Rise of lean, digitally sophisticated planes sees 747's days numbered

07 July 2017 Consultancy.uk 4 min. read

Huge improvements to airline technology could soon see fleets expand by over 20,000, while the number of passengers by the end of 2017 could increase by 10,000, according to a new report. The iconic Boeing 747 meanwhile looks set to be phased out rapidly, as planes with double the seating capacity begin to take to their routes.

Top Chinese cities like Hangzhou, Xi’an, or Chengdu were once inconvenient destinations for frequent flyers, however, thanks to recent innovations in fuel-efficiency technology, the likes of Boeing’s 787 Dreamliner or Airbus’ A350 can now offer more non-stop routes from less popular locations. Passengers in the Middle East and Asia are seeing new opportunities for single flight trips to US West Coast, urban areas in China, and Perth, London, Doha, Edinburgh, Sao Paulo and Lome.

Oliver Wyman’s 2017 Fleet Forecast claims greater improvements could be on the way in the near future though, with airlines aiming to expand even further, in line with an 10,300 increase in the number of passengers by the end of 2017, alongside 20,000 new aircrafts expected to be delivered to commercial operators worldwide. Within the next decade 58% of the planes designed before 2000 stand to be replaced, with 10,000 earmarked for this year alone.

In accordance with the drastic replacement rate, Tom Cooper, Vice President with CAVOK, the aviation wing of Oliver Wyman, said, “The average age of the fleet will drop to 9.7 years old from 11.2 years today.”

The newer jets will have better technology than before with aircrafts providing more digitalised systems and predictive maintenance which should allow for planes to endure longer flying hours and offer new services to the passengers as well as well as the crew.
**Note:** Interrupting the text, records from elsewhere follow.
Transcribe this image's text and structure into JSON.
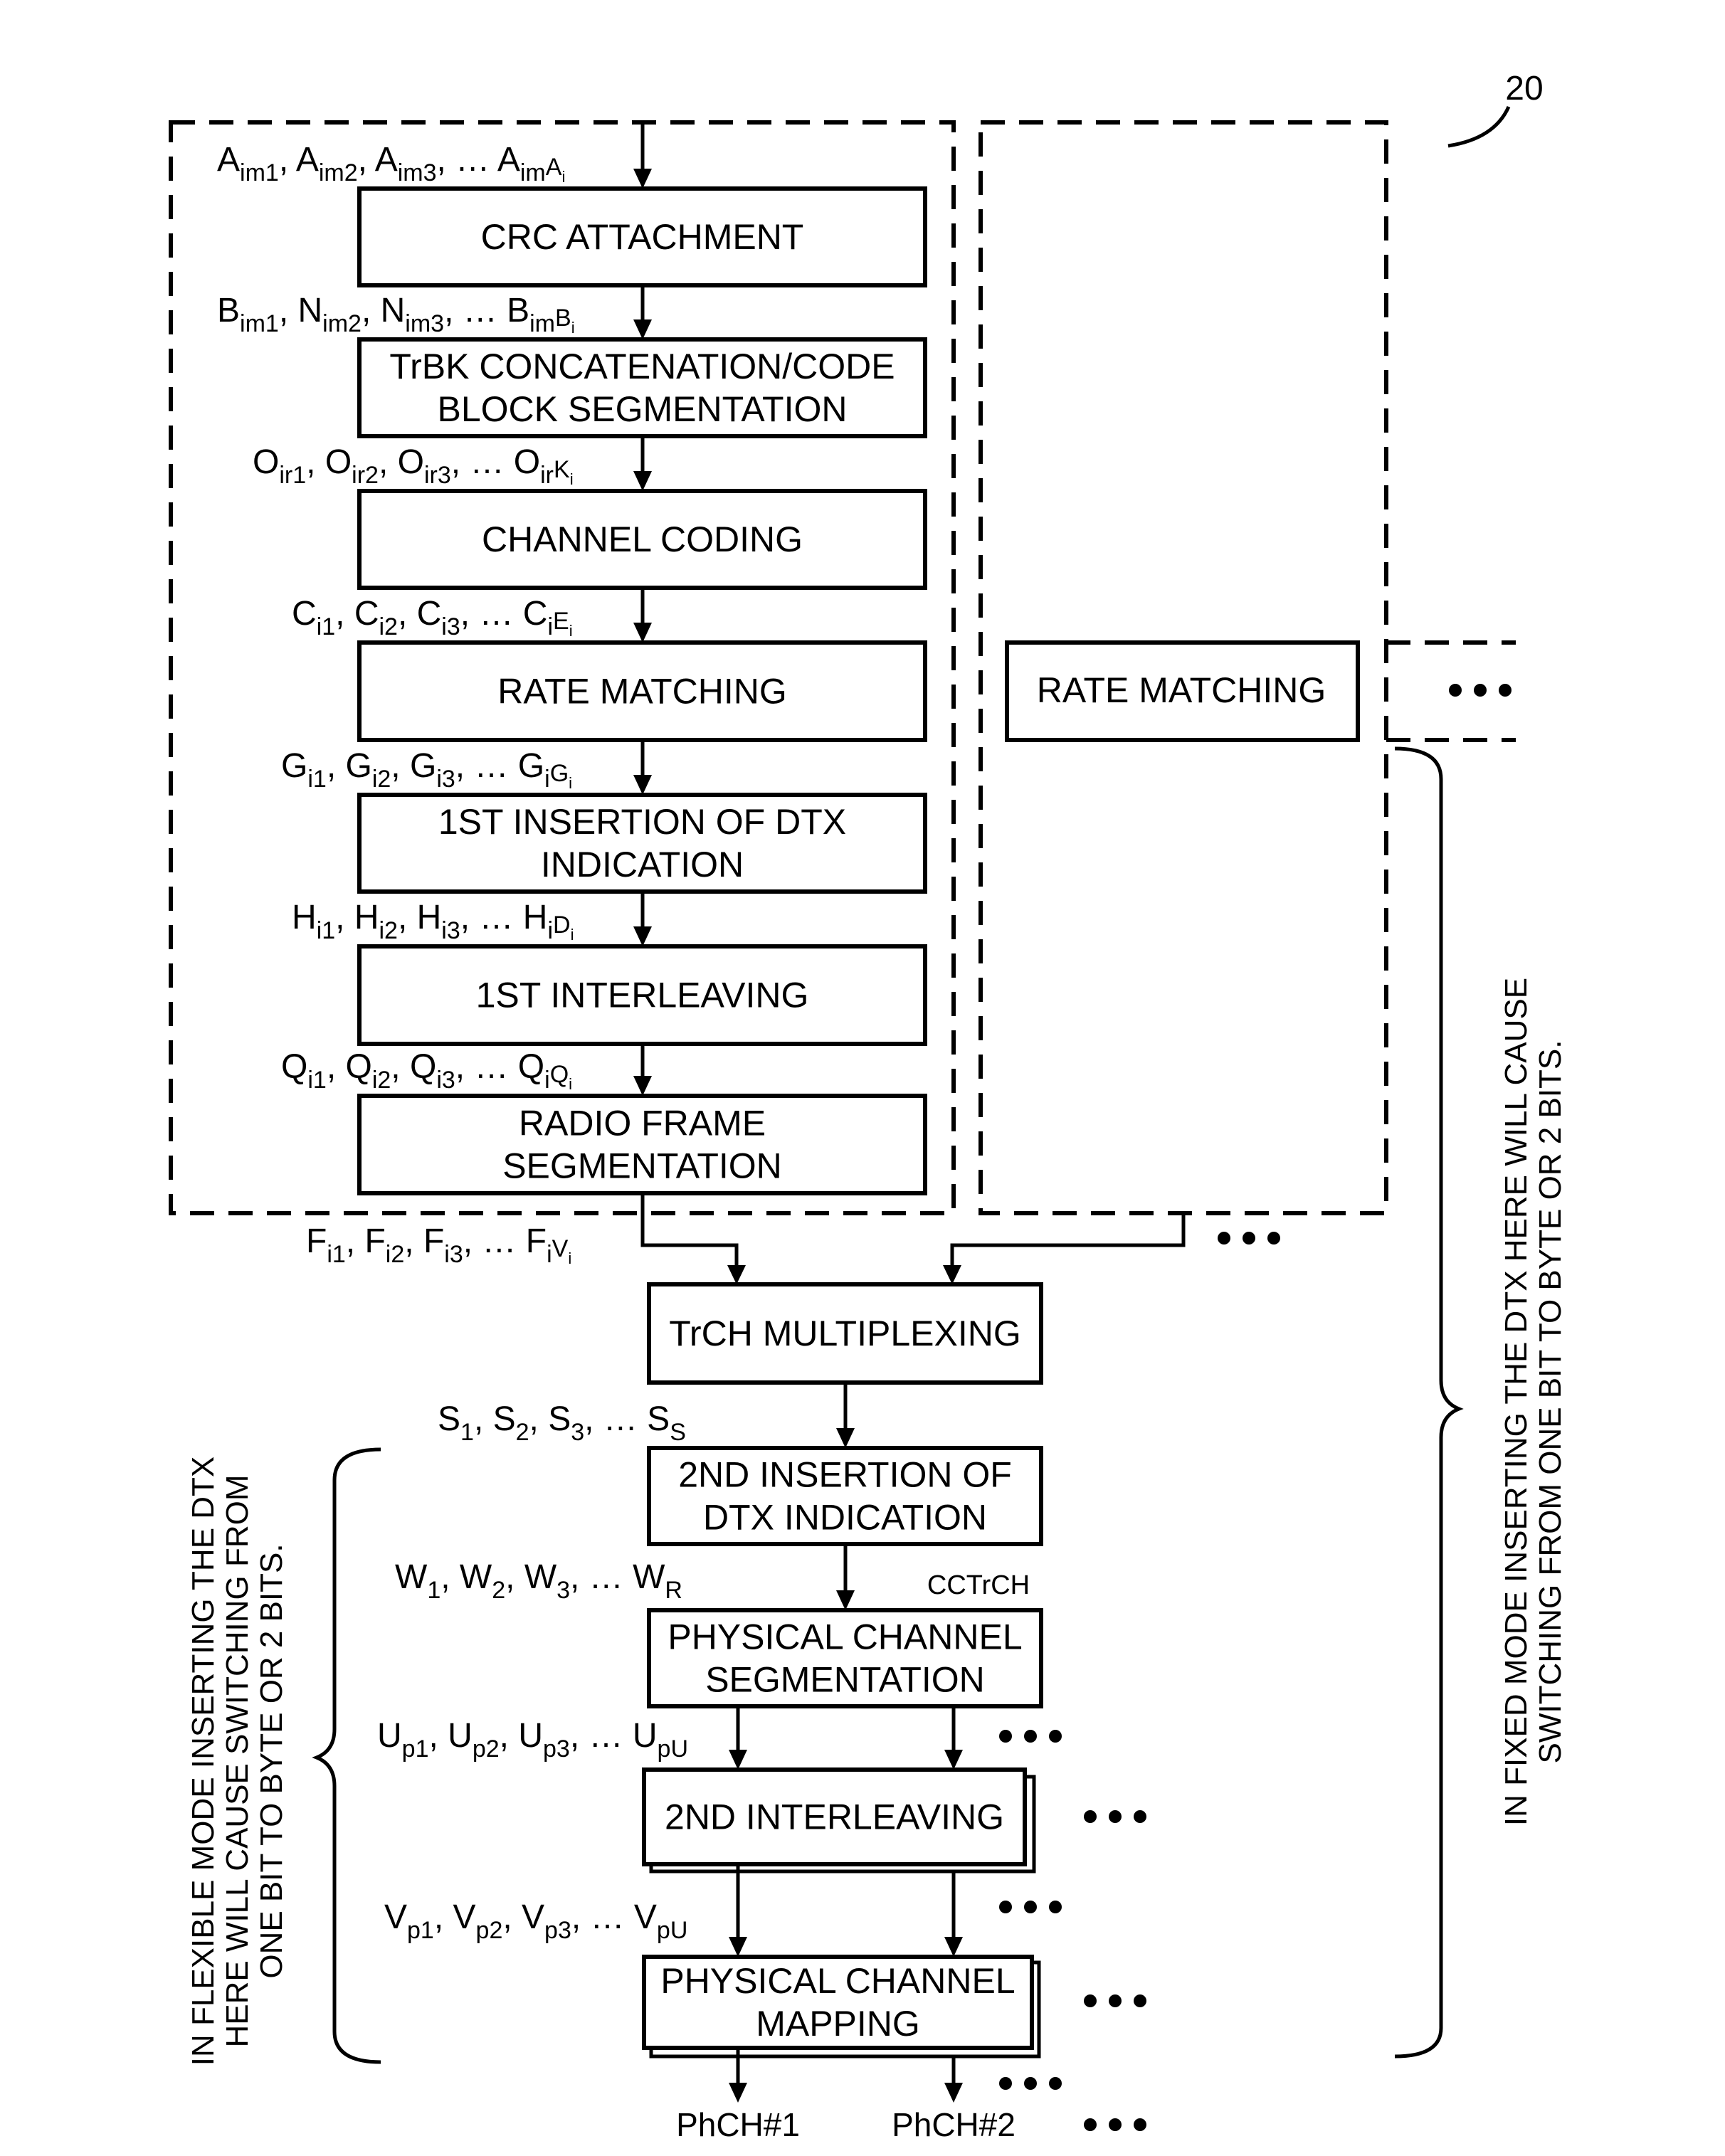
{
  "figure": {
    "reference_number": "20"
  },
  "transport_channel_chain": {
    "blocks": [
      {
        "id": "crc",
        "lines": [
          "CRC ATTACHMENT"
        ]
      },
      {
        "id": "trbk",
        "lines": [
          "TrBK CONCATENATION/CODE",
          "BLOCK SEGMENTATION"
        ]
      },
      {
        "id": "coding",
        "lines": [
          "CHANNEL CODING"
        ]
      },
      {
        "id": "rate",
        "lines": [
          "RATE MATCHING"
        ]
      },
      {
        "id": "dtx1",
        "lines": [
          "1ST INSERTION OF DTX",
          "INDICATION"
        ]
      },
      {
        "id": "il1",
        "lines": [
          "1ST INTERLEAVING"
        ]
      },
      {
        "id": "rfs",
        "lines": [
          "RADIO FRAME",
          "SEGMENTATION"
        ]
      }
    ],
    "second_channel_rate_matching": "RATE MATCHING",
    "sequences": [
      {
        "base": "A",
        "subs": [
          "im1",
          "im2",
          "im3"
        ],
        "last_base": "A",
        "last_sub": "im",
        "last_subsub_base": "A",
        "last_subsub": "i"
      },
      {
        "base": "B",
        "items": [
          "B|im1",
          "N|im2",
          "N|im3"
        ],
        "last_base": "B",
        "last_sub": "im",
        "last_subsub_base": "B",
        "last_subsub": "i"
      },
      {
        "base": "O",
        "items": [
          "O|ir1",
          "O|ir2",
          "O|ir3"
        ],
        "last_base": "O",
        "last_sub": "ir",
        "last_subsub_base": "K",
        "last_subsub": "i"
      },
      {
        "base": "C",
        "items": [
          "C|i1",
          "C|i2",
          "C|i3"
        ],
        "last_base": "C",
        "last_sub": "i",
        "last_subsub_base": "E",
        "last_subsub": "i"
      },
      {
        "base": "G",
        "items": [
          "G|i1",
          "G|i2",
          "G|i3"
        ],
        "last_base": "G",
        "last_sub": "i",
        "last_subsub_base": "G",
        "last_subsub": "i"
      },
      {
        "base": "H",
        "items": [
          "H|i1",
          "H|i2",
          "H|i3"
        ],
        "last_base": "H",
        "last_sub": "i",
        "last_subsub_base": "D",
        "last_subsub": "i"
      },
      {
        "base": "Q",
        "items": [
          "Q|i1",
          "Q|i2",
          "Q|i3"
        ],
        "last_base": "Q",
        "last_sub": "i",
        "last_subsub_base": "Q",
        "last_subsub": "i"
      },
      {
        "base": "F",
        "items": [
          "F|i1",
          "F|i2",
          "F|i3"
        ],
        "last_base": "F",
        "last_sub": "i",
        "last_subsub_base": "V",
        "last_subsub": "i"
      }
    ]
  },
  "cctrch_chain": {
    "blocks": [
      {
        "id": "mux",
        "lines": [
          "TrCH MULTIPLEXING"
        ]
      },
      {
        "id": "dtx2",
        "lines": [
          "2ND INSERTION OF",
          "DTX INDICATION"
        ]
      },
      {
        "id": "pcs",
        "lines": [
          "PHYSICAL CHANNEL",
          "SEGMENTATION"
        ]
      },
      {
        "id": "il2",
        "lines": [
          "2ND INTERLEAVING"
        ]
      },
      {
        "id": "pcm",
        "lines": [
          "PHYSICAL CHANNEL",
          "MAPPING"
        ]
      }
    ],
    "cctrch_label": "CCTrCH",
    "sequences": {
      "s": {
        "items": [
          "S|1",
          "S|2",
          "S|3"
        ],
        "last": "S|S"
      },
      "w": {
        "items": [
          "W|1",
          "W|2",
          "W|3"
        ],
        "last": "W|R"
      },
      "u": {
        "items": [
          "U|p1",
          "U|p2",
          "U|p3"
        ],
        "last": "U|pU"
      },
      "v": {
        "items": [
          "V|p1",
          "V|p2",
          "V|p3"
        ],
        "last": "V|pU"
      }
    },
    "outputs": [
      "PhCH#1",
      "PhCH#2"
    ],
    "ellipsis": "…"
  },
  "annotations": {
    "flexible_mode": [
      "IN FLEXIBLE MODE INSERTING THE DTX",
      "HERE WILL CAUSE SWITCHING FROM",
      "ONE BIT TO BYTE OR 2 BITS."
    ],
    "fixed_mode": [
      "IN FIXED MODE INSERTING THE DTX HERE WILL CAUSE",
      "SWITCHING FROM ONE BIT TO BYTE OR 2 BITS."
    ]
  }
}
One of the main features will include punctuality with more on-time takeoffs and arrivals.

Rise of lean, digitally sophisticated planes sees 747's days numbered

The structure of the 787s and A350s guarantees a better journey for passengers with the new built-in features, including a lighter composite structure greater pressurisation in the cabins which mimics lower altitudes. In addition, the new aircrafts will also deliver humidity controlled air, larger windows and electronically controlled window shades. The new planes are claimed to be more environmental friendly with less noise and a smaller carbon footprint, with Boeing 787 Dreamliner has 20 to 25% decrease in carbon dioxide emissions, and emits less hydrocarbon and smoke.

Asian fleet takes off

Overall, by 2027 the Asian fleet is expected to double in size, owing a great deal of success to the growth in the Chinese and Indian fleets. Aside from Asia, the North American fleet is expected to grow by 0.8% and will increase by 0.8% and Europe holding second place.

According to Cooper, overtaking the North American market, “Asia is the big regional story for the Fleet of the Future. By next year, the Asian fleet will become the largest segment, almost doubling its size by 2027 propelled by growth in the Chinese and Indian fleets.”

Within another decade, 7 of 10 planes will be narrow-body aircrafts, with emerging Asian fleets offering low-cost airlines on a worldwide scale. Narrow bodies, such as the Boeing 737MAX or the Airbus A320neo offer wider benefits, one being fuel efficiency. One of the most prominent narrow flights fly between mainland United States and Hawaii in addition to the trans-Atlantic routes between East Coast cities and European cities including Dublin and Lisbon.

For the past century, the prominences of the 747s have dominated the overseas flights, particularly in terms of passenger transport. The 50-seater regional jets and turbo-props are being replaced by 70 to 100 seat planes. The future seems bright for Boeing and Airbus aircrafts as they will continue to make up most of the fleet, however have been underperforming according to recent studies.

“The share of planes not produced by one or the other dropped from a high of 29% in 2009 to 17% in 2016. This trend is expected to continue for the foreseeable future,” said John Smiley, Senior Manager of Market Intelligence at CAVOK.

Overall, if the digitally complex fleet were to keep their promises and continue to advance, then airlines stand to provide a better service experience to customers, while improving overall efficiency standards. Smiley concluded, “This is good news for both airlines and passengers. The newer jets have more digitised systems and predictive maintenance that should keep planes flying longer and provide new services to passengers and the crew. With one quarter of delays airline-related, the better overall reliability may translate into more on-time take-offs and arrivals — also a big plus for weary business travellers.”